Data for this exercise →
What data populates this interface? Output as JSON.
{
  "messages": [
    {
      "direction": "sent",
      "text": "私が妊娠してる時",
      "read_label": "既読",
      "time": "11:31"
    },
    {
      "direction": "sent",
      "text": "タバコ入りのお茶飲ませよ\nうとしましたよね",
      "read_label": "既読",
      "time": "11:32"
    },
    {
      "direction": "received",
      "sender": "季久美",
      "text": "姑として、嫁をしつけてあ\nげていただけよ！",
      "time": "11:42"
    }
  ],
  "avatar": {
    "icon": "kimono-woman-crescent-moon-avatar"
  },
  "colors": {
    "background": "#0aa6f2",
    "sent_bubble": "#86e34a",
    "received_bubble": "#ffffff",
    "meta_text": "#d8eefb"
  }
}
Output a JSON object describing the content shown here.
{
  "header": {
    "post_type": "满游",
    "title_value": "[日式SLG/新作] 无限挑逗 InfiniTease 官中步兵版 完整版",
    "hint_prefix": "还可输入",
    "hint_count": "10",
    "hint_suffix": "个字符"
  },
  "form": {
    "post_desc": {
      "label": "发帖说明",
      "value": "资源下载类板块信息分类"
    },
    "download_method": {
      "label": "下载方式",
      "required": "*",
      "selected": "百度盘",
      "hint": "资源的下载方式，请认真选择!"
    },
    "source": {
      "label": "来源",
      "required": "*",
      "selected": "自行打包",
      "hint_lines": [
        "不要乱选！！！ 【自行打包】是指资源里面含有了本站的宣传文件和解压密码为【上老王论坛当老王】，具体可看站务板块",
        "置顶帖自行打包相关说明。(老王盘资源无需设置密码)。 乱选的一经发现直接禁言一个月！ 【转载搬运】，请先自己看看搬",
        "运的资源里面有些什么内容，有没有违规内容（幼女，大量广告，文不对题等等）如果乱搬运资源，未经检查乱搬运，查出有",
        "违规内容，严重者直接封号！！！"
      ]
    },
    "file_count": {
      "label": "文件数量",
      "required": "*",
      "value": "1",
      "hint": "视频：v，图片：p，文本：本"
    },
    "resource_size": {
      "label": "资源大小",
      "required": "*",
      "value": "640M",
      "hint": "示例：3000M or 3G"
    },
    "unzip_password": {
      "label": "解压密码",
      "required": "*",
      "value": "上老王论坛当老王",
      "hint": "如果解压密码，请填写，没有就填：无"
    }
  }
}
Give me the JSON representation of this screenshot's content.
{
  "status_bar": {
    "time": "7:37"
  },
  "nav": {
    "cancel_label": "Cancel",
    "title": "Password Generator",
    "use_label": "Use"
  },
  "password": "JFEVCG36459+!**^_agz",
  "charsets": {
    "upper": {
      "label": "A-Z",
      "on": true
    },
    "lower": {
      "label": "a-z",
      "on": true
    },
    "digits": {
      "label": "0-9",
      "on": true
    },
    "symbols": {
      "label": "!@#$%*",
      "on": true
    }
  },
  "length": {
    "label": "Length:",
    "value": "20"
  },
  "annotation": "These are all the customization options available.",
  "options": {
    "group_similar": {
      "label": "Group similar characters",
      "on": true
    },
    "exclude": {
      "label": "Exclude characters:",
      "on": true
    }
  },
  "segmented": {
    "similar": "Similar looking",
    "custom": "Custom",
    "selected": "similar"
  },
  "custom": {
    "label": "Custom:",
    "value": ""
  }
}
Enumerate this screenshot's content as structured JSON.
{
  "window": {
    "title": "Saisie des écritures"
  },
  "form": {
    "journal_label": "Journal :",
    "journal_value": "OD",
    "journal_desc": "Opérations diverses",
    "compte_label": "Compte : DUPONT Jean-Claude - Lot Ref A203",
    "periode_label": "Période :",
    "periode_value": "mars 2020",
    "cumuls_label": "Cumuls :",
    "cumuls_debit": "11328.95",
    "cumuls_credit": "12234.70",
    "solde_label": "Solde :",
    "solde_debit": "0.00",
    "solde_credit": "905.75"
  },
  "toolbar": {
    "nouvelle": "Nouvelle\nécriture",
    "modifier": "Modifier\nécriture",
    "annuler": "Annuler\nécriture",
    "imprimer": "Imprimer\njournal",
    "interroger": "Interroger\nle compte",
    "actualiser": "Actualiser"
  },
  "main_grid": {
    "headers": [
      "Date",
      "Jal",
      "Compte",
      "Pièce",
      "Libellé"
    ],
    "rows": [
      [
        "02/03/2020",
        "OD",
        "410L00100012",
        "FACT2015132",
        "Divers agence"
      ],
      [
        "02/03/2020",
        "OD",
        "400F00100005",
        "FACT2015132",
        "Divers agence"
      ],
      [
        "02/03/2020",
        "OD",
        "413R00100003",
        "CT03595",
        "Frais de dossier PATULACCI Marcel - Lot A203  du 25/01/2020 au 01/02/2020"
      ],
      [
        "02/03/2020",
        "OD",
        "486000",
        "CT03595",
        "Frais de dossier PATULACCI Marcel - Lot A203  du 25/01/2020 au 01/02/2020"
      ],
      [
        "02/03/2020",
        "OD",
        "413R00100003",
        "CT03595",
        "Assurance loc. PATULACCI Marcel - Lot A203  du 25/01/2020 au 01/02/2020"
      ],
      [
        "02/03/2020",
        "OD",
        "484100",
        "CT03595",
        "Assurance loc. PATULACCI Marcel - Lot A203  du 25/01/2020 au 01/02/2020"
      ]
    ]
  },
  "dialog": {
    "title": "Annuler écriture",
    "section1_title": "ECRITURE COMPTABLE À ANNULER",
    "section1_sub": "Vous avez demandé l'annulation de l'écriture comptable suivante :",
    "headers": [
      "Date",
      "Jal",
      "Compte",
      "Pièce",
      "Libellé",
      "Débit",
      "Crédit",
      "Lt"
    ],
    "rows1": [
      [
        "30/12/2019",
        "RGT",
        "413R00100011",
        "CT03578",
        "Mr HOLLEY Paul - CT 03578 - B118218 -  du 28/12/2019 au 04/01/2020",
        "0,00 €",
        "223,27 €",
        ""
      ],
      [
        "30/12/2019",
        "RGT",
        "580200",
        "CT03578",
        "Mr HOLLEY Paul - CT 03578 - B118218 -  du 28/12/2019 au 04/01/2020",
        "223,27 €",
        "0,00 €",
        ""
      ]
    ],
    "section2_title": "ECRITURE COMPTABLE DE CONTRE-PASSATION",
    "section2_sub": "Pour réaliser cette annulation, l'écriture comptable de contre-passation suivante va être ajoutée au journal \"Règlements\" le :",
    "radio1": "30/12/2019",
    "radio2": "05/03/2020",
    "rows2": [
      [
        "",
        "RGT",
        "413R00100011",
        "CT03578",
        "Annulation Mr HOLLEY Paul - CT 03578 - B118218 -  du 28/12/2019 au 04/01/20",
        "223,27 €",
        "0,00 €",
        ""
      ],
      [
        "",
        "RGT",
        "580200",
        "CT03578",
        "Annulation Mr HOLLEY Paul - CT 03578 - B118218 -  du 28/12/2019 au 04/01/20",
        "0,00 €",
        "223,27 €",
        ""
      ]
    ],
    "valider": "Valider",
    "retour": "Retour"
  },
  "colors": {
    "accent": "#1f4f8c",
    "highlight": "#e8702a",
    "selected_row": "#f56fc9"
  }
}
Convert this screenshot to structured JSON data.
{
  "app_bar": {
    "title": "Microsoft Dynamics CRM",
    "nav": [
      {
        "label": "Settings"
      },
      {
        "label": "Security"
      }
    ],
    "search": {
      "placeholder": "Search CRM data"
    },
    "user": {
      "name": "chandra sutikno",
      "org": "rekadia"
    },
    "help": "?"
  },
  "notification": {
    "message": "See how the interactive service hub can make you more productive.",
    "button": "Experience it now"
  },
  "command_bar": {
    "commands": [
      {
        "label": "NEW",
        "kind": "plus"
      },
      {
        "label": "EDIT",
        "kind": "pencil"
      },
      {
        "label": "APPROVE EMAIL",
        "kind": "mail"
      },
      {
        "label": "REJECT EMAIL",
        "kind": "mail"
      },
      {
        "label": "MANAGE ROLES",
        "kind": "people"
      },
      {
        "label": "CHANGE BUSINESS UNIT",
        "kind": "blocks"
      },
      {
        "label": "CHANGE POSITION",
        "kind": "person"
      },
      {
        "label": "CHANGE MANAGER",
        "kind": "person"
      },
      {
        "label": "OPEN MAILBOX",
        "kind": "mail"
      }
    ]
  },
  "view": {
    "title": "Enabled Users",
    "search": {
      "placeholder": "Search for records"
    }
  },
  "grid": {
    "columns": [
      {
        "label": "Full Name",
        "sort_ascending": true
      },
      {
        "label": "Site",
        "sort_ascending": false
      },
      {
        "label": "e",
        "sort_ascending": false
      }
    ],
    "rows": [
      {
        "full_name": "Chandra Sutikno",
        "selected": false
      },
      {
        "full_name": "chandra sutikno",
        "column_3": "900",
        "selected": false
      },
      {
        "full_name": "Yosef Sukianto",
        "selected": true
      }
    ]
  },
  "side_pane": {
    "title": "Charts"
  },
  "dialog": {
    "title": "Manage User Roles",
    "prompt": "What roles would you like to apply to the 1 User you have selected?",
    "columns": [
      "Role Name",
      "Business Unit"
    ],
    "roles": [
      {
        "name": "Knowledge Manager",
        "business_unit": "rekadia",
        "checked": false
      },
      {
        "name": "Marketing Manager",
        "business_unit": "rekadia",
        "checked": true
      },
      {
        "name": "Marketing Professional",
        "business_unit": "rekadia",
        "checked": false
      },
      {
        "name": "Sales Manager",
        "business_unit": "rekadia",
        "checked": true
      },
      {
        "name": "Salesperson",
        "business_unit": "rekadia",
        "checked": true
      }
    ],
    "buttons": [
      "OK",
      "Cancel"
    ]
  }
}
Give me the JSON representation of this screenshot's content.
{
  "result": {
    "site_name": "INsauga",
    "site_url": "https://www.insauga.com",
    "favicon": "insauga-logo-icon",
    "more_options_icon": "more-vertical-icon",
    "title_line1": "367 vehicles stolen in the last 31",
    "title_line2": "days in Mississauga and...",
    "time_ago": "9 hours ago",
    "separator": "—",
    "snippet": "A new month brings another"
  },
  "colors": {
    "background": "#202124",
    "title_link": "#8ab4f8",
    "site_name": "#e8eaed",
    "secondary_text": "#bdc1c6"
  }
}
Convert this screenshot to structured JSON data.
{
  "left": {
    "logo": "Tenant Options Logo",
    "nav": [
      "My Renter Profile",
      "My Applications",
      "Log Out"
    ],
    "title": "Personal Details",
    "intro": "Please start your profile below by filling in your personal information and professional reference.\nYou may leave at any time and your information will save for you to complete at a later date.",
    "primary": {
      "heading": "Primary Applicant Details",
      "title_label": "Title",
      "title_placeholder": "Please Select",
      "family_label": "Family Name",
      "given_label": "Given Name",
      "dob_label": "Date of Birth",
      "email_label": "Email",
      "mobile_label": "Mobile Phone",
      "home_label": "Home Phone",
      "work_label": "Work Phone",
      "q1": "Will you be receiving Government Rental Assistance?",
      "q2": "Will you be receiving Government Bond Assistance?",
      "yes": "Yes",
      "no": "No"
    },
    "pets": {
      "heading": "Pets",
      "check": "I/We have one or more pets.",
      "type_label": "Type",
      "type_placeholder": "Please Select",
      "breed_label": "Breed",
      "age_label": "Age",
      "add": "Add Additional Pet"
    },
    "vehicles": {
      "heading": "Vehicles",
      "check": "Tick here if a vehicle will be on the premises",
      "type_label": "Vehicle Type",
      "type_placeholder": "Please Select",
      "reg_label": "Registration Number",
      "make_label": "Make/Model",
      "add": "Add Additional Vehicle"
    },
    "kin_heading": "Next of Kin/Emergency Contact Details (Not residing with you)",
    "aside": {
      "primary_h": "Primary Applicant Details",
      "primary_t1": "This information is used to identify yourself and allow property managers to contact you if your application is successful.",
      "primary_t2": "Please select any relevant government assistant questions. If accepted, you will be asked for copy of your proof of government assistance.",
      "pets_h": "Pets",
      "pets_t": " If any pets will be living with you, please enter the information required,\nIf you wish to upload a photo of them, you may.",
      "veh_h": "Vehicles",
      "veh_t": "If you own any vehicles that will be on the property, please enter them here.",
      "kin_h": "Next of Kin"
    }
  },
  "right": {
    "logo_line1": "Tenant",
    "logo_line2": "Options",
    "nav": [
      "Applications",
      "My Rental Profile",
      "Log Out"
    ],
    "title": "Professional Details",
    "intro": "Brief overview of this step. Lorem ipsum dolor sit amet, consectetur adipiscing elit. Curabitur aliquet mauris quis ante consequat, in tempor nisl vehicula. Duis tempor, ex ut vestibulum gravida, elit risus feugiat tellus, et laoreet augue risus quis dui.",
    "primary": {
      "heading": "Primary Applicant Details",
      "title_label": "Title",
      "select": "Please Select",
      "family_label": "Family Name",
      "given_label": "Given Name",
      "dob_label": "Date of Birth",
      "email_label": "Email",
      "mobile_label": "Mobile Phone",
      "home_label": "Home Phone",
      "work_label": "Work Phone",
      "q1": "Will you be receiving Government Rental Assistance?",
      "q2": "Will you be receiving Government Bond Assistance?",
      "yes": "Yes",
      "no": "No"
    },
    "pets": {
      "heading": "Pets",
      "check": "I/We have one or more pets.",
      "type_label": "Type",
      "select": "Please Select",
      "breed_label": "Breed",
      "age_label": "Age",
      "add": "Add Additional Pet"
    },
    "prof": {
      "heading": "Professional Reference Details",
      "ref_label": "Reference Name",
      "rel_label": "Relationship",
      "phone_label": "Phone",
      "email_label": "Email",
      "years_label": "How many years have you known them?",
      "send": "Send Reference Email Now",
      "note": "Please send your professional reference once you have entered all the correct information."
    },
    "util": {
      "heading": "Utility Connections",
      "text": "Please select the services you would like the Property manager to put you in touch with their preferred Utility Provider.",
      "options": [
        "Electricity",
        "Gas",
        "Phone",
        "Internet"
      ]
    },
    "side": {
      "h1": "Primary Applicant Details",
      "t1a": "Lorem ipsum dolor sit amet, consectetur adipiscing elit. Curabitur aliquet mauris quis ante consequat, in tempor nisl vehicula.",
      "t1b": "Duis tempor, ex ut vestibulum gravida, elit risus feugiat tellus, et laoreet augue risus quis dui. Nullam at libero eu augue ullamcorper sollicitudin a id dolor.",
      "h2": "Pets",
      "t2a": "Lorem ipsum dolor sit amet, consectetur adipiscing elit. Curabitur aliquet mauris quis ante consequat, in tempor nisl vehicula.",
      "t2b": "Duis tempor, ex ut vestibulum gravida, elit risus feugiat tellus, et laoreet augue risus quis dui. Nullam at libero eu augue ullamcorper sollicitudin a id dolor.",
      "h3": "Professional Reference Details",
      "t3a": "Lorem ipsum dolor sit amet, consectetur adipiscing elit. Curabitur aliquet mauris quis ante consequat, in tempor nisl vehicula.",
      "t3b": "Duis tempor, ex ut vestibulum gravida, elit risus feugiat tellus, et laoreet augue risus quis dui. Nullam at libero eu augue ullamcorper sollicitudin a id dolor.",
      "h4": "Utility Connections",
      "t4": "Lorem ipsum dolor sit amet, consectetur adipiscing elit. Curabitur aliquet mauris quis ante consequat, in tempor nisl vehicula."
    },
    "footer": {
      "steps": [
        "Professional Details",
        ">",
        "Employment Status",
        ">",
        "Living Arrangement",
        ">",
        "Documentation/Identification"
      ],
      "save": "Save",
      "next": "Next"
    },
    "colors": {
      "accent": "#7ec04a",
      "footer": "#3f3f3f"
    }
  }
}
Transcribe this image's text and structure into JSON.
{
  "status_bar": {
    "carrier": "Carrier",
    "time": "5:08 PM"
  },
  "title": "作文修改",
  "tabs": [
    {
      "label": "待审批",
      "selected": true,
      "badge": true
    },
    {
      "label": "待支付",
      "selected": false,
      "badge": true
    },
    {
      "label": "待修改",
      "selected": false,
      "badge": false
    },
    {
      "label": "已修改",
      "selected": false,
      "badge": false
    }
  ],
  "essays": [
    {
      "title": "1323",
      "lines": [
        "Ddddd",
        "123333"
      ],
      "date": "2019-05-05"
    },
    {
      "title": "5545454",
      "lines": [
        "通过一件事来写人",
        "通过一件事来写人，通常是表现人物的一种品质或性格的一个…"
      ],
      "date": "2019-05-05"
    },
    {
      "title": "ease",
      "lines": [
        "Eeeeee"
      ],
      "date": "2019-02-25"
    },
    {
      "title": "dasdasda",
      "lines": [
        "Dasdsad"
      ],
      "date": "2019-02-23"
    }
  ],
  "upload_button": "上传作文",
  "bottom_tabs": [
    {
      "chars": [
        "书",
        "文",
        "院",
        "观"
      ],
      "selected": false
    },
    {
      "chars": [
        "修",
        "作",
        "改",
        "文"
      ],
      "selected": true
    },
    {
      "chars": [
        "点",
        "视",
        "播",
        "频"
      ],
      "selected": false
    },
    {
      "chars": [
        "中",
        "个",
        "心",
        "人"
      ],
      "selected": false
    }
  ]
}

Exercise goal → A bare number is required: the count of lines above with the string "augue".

Exercise solution → 4